The bamboo traps that we saw were a morbid testament to these people’s ingenuity.  The booby traps almost always ended with spikes puncturing some part of the victim, and were often laced with poison.  We passed trap after trap, each with a light demonstration using a bamboo pole.  After the traps we walked through the heavy woods to bunkers which had been cleared out and exposed to the outside air.  There were several dummies (some were robotically mechanized) portraying scenes from the war era. As as we made our way in and out of doorwarys I couldn’t help but hit my head on EVERYTHING.  Seriously, I’m not a tall person and don’t usually need to worry about things like this.


I really knew we were far from home when we came across a hollowed American tank.  Apparently a mine had taken it out, and our tour guide insisted that Bree and I climb up on it for the most awkward family portrait there ever. We posed for a ridiculous photo, the moment being set to a backdrop of rattling of firearms.


Next up, the shooting range.  The entire experience took place against a soundtrack of the ear splitting rattle of machine guns, and finally we were up.  The ammunition was exorbitantly priced at about $1 per round, but when else are you going to get a chance to shoot an M16?  We split a few rounds with one of the girls in our group, and felt the glory of missing a target set into the mountain 3 times a piece with an automatic assault rifle.

Finally, it was time for the tunnels.  We had made an attempt at descending into a secret entrance previously, and it was ridiculously tight.  The tunnel they let us crawl through had been enlarged for westerners, though the term “enlarged” is all relative.  As we followed an employee dressed in a green military outfit into the tunnel, the pace quickened.  There was hardly time to contemplate how small the tunnels actually were and to imagine the people living for weeks on end in these things before the guide practically started running through the tunnel.  He was the only one with a light, so our group clambered as quickly as possibly to keep up.  Before we knew it, we were out of the damp, dark tunnels and back in the daylight panting and laughing at how poorly we’d fared below ground.
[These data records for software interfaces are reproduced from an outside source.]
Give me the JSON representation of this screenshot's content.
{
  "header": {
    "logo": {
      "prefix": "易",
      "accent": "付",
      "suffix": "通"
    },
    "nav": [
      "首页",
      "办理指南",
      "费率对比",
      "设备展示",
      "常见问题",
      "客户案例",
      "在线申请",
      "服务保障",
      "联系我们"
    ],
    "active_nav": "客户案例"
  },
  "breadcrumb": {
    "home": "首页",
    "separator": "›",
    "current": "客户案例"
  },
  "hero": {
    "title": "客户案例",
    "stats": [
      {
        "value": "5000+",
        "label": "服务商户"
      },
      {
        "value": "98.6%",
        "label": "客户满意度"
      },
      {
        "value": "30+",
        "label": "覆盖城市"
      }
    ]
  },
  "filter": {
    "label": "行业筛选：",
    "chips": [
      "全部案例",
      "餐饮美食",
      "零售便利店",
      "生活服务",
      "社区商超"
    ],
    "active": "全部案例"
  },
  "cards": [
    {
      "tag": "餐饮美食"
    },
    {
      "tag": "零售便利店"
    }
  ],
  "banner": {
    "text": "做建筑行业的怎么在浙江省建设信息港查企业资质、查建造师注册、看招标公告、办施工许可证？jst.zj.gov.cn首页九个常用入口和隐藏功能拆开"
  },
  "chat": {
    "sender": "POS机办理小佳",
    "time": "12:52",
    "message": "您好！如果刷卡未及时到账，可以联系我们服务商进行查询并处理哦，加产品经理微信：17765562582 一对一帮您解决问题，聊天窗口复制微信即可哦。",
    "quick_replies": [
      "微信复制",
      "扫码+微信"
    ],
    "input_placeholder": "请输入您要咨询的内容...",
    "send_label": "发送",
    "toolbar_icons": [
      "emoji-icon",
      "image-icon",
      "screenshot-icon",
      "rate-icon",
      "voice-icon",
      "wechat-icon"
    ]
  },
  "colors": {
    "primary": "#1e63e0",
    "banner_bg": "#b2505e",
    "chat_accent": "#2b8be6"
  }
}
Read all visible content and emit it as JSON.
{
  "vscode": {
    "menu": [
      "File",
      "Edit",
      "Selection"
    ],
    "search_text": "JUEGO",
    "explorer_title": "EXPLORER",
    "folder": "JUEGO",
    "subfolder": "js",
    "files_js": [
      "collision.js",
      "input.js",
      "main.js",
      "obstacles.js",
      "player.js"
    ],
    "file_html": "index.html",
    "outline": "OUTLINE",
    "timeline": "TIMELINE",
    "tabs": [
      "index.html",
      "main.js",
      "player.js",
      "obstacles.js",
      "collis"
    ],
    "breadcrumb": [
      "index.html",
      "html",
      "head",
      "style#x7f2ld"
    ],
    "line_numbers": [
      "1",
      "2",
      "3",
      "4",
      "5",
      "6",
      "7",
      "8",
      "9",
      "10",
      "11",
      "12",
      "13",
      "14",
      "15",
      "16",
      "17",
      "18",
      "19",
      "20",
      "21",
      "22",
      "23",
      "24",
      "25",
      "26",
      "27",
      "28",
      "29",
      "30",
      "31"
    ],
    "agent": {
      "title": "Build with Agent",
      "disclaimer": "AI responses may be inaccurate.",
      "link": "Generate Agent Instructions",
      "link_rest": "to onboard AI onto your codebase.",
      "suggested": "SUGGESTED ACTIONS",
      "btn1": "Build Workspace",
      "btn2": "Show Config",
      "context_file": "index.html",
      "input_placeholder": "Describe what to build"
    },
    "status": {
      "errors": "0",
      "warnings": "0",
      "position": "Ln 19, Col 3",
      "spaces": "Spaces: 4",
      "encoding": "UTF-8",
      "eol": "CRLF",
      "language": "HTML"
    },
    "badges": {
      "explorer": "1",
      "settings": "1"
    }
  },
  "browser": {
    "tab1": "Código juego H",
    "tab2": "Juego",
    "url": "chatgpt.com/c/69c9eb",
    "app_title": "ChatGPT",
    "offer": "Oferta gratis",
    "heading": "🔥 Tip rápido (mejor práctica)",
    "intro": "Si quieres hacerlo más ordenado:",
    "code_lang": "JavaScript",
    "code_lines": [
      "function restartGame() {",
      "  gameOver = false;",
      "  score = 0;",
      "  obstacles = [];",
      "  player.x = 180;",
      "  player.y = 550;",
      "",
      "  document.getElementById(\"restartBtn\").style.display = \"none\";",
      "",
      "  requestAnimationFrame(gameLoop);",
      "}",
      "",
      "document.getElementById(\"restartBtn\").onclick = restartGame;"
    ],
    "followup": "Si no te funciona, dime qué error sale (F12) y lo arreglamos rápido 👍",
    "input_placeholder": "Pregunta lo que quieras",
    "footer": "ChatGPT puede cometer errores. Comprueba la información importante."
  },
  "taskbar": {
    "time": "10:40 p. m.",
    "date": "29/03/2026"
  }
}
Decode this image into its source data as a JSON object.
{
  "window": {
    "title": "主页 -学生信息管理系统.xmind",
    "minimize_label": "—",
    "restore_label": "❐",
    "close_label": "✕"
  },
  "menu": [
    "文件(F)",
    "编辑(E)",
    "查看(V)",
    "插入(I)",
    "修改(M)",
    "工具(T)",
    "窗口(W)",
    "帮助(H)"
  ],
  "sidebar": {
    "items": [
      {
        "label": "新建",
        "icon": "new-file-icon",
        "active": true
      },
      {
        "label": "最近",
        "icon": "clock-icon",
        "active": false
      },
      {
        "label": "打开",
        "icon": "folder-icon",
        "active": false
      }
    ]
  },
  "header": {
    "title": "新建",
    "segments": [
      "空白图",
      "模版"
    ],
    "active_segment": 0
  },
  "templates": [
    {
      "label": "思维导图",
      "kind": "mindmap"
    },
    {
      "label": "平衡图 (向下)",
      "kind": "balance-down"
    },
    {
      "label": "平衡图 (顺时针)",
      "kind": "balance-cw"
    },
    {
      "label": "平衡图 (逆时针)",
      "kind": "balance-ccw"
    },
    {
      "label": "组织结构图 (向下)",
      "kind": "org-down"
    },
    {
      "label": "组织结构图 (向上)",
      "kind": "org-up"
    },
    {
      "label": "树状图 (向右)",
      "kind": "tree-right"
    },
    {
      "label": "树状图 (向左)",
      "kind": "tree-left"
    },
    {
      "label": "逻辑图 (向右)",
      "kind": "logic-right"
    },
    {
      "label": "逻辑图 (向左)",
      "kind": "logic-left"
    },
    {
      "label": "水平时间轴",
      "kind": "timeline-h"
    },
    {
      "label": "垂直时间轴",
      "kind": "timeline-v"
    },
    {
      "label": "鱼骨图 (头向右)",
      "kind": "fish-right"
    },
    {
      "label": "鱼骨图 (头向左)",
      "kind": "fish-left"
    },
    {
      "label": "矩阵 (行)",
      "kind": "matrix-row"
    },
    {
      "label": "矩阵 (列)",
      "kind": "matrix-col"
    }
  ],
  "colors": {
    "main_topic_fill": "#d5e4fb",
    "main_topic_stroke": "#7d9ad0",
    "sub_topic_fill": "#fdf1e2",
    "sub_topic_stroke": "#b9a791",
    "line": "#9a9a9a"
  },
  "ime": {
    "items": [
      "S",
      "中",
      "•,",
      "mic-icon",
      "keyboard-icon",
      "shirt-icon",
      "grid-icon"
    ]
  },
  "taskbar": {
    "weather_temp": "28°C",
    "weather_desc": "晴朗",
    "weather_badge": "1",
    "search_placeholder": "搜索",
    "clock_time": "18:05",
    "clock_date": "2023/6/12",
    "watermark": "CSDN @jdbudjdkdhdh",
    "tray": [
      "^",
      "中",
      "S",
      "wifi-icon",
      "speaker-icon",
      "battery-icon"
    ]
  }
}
After a quick snack of tapioca and a crushed peanut concoction, our tour was over.  We boarded the van, and had a nice chat with our new Australian friends along the road home. They’d been in Saigon for the last two weeks to have dental work done. Their company made the ride back to town seem too short!


Upon arriving back in Saigon, we thanked our guide, took a quick shower, and then met back up with our new Australian friends for dinner. We ate our first round of western food since we’d been gone (if you consider pizza topped with corn western), and then they invited us up to their hotel for fruit. We chatted until well into the night. Thanks Ben and Andy, it was a pleasure to meet you both! It’s always great to make new friends on the road – now we have yet another excuse to head to Australia!


Leave a Reply